By Nic Rowan

MELBOURNE (Reuters Health) - Viagra use may be subsidised by Australian taxpayers if a recommendation by the Pharmaceutical Benefits Advisory Committee (PBAC) is approved by Cabinet. The projected cost of the subsidization could cost taxpayers up to AUS$100 million a year, according to some estimates.

Drug company Pfizer has made three successive submissions to the PBAC to have Viagra, the high-profile drug for erectile dysfunction, placed on the pharmaceutical benefits list, which allows patients to buy drugs at vastly reduced prices. The first and second submissions were rejected ``on the basis of significant concern about leakage outside the guidelines,'' according to PBAC Chair, Professor Lloyd Sansom.

Sansom told Reuters Health Thursday that he rejected media suggestions that the PBAC had now become ``industry friendly.'' He asserted that what had happened was that in their latest submission Pfizer had addressed all the shortfalls of previous submissions.

Sansom said that this time Pfizer had requested approval for use of Viagra in a limited range of conditions, mostly related to diabetes, Parkinson's disease (news - web sites) and spinal cord injury.

He said that the committee had compared Viagra with Caverject, a drug for erectile dysfunction currently on the pharmaceutical benefits list, and that Viagra was superior.

``If we have a product which is safer, more effective and the same price, how can it reasonably be rejected?'' he told Reuters Health.

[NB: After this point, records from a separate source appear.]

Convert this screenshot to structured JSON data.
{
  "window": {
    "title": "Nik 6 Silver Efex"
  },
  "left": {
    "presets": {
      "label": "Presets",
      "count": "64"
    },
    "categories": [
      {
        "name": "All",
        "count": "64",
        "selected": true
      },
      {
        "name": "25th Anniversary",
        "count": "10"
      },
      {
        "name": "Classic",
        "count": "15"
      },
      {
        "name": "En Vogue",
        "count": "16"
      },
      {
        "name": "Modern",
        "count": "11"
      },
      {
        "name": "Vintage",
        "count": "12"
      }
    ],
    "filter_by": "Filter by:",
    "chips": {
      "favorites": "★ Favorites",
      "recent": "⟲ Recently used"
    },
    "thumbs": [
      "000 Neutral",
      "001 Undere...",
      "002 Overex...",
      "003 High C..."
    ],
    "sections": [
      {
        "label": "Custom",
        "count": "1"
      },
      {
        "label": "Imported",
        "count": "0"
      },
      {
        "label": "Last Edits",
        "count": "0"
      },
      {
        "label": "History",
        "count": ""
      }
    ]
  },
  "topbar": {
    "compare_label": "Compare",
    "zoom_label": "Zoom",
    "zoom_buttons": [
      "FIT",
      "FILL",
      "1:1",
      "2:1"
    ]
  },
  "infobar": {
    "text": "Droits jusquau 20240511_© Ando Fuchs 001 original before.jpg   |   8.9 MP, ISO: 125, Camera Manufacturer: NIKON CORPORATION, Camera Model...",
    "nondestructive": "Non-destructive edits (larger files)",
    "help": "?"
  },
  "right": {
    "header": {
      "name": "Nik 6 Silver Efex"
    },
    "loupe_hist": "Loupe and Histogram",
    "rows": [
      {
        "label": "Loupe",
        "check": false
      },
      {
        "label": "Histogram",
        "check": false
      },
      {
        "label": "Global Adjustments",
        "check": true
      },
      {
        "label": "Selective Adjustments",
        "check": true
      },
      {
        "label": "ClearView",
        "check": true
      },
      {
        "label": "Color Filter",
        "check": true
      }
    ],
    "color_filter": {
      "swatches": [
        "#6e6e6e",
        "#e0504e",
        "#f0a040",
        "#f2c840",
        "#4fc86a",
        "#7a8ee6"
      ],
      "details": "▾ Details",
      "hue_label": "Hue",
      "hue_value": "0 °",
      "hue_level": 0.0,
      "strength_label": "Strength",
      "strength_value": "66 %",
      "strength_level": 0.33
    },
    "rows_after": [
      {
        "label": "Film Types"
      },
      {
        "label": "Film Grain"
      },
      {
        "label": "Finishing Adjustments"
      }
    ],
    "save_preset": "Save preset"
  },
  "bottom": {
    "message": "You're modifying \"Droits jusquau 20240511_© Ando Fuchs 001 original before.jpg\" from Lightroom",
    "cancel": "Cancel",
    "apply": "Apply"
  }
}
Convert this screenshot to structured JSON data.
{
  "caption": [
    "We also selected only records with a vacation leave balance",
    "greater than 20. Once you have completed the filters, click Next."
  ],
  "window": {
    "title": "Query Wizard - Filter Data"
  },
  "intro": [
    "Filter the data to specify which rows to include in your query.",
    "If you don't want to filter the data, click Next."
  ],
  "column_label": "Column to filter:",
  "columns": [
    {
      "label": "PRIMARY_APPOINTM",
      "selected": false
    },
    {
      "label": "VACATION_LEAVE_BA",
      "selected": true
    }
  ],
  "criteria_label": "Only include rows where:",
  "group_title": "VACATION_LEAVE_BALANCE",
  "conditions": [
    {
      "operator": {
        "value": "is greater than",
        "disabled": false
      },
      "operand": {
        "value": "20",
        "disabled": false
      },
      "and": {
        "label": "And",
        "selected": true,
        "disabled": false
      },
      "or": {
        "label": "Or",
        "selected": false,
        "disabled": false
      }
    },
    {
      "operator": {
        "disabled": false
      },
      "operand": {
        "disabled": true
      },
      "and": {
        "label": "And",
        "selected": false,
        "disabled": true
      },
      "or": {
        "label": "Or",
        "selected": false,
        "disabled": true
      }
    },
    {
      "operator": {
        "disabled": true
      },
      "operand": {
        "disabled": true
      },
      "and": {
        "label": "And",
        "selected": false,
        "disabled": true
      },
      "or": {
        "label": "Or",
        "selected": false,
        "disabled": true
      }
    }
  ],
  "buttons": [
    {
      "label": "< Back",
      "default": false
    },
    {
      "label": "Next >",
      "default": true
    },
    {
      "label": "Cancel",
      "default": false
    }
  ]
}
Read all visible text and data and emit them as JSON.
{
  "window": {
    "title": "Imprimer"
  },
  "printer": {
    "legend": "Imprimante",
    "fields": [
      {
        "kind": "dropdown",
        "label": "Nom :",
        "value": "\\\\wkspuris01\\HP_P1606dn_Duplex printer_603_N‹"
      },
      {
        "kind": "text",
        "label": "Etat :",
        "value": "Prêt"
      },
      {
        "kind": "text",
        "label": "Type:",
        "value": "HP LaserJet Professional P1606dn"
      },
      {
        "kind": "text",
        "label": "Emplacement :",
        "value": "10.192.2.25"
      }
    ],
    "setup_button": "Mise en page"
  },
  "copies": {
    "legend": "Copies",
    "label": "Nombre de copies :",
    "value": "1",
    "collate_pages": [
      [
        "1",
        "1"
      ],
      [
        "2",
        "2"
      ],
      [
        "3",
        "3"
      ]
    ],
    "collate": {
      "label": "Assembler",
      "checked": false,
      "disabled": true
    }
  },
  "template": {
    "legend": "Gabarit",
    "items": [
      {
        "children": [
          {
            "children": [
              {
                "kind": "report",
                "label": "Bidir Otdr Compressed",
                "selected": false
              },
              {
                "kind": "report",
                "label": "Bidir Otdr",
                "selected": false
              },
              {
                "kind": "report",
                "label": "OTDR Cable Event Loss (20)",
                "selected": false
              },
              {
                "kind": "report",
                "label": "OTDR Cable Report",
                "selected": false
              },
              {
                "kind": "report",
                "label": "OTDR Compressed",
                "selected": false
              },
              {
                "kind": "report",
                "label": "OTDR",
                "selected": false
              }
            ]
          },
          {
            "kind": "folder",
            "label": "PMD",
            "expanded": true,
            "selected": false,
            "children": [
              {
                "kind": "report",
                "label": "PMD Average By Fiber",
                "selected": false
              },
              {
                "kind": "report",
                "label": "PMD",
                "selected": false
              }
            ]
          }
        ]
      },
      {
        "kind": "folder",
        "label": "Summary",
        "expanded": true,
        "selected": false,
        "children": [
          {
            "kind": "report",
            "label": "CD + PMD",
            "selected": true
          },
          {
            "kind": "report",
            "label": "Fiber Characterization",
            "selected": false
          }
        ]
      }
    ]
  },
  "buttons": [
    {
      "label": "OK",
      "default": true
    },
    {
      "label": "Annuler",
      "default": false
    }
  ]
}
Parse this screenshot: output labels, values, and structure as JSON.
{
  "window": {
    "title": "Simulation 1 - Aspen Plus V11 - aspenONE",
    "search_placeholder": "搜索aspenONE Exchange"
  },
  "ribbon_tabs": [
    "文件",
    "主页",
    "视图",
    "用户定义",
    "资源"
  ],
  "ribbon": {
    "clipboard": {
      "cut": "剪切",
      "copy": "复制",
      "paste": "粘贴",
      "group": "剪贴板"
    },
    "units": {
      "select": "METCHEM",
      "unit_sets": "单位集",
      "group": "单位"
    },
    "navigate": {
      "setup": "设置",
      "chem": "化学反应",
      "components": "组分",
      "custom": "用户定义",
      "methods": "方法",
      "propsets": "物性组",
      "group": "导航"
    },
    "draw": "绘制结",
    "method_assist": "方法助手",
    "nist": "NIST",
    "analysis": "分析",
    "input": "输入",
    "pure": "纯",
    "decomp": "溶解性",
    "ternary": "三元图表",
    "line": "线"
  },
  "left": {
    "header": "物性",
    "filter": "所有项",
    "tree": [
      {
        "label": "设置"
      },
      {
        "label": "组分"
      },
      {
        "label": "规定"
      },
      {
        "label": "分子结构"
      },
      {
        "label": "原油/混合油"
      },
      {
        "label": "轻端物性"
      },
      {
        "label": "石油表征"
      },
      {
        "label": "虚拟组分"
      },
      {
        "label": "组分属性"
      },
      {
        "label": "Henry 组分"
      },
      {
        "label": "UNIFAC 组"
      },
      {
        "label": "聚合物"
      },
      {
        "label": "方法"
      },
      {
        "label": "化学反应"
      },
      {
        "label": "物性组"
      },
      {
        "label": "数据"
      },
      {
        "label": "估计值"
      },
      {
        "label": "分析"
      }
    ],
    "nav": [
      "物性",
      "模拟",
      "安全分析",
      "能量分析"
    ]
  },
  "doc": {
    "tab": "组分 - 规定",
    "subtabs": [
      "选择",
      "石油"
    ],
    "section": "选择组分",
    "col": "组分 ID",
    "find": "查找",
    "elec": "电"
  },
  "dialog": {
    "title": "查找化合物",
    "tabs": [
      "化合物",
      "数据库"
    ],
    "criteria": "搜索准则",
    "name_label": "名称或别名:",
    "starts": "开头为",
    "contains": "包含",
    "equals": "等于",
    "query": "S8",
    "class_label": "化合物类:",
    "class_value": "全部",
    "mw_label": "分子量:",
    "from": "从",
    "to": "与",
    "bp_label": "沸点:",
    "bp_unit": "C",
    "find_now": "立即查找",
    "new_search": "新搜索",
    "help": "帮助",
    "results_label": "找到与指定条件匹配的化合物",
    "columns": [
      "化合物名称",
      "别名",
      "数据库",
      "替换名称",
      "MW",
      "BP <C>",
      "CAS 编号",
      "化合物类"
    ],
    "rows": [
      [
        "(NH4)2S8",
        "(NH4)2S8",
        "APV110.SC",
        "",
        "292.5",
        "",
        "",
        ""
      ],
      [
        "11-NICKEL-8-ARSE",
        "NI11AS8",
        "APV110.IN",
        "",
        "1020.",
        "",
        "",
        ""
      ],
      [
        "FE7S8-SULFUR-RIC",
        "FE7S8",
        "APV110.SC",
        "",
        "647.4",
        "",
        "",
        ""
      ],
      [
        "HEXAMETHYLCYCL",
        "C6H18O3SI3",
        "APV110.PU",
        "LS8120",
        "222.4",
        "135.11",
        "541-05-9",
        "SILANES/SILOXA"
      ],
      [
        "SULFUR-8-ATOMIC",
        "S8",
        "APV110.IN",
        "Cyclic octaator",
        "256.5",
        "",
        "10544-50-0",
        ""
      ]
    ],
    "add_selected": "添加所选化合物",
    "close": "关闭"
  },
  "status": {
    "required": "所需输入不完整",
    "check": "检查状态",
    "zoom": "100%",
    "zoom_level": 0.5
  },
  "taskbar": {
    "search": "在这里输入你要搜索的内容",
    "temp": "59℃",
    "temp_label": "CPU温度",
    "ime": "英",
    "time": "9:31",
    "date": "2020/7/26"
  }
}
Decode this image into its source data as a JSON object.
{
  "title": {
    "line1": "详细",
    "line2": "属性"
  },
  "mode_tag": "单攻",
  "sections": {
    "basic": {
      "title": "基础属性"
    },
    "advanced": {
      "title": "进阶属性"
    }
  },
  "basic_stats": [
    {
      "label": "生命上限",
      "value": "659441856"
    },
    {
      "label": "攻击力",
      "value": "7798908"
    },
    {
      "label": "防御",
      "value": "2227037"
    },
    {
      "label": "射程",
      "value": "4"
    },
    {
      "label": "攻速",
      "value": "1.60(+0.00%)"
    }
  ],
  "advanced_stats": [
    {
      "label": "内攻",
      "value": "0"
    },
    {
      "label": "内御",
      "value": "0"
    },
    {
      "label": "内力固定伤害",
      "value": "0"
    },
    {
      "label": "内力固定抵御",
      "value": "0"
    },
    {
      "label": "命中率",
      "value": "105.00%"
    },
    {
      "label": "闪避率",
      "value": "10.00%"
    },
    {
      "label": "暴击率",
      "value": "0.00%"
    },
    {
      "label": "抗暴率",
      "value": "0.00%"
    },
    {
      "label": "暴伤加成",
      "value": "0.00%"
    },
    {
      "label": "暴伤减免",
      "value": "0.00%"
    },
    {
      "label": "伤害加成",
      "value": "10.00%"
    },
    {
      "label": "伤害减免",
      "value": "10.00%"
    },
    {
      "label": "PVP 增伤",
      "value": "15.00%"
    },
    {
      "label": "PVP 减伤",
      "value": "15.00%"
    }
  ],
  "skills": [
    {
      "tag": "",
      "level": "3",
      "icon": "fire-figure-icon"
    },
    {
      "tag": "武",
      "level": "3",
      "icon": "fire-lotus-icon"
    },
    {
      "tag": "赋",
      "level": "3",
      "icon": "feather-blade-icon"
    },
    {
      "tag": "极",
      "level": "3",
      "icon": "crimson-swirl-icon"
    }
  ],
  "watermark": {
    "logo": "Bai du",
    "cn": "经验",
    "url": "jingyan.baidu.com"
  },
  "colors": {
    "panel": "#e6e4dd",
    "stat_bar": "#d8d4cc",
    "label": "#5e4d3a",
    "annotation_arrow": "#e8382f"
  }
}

Sansom expressed concern about the effect of Viagra approval on the already stretched pharmaceutical benefits budget, explaining that while Caverject use currently accounts for AUS$4 million expenditure, many more men will prefer to take Viagra tablets than currently use Caverject, which must be injected into the penis.

Increased numbers of users, he predicted, will blow out the cost of Viagra in comparison to Caverject. Sansom said that Pfizer had predicated a cost in the first year of around AUS$25 million.

Sansom, however, cited similar conditions in the United Kingdom, and said that if the UK experience is extrapolated to Australia, the cost in the first year is likely to be AUS$35-40 million and this trend may jump to AUS$100 million in a few years.

All PBAC recommendations that have an anticipated cost of AUS$5 million or more must be approved by Cabinet, and Sansom told Reuters Health that this may be a time at which the government considers two things: ``that the cost is going to be a lot more than Caverject, and whether any erectile dysfunction product should be listed at all.''

Sansom added, ``Viagra was difficult for the Committee to reject on the basis of criteria, but it will cost a lot, lot more.''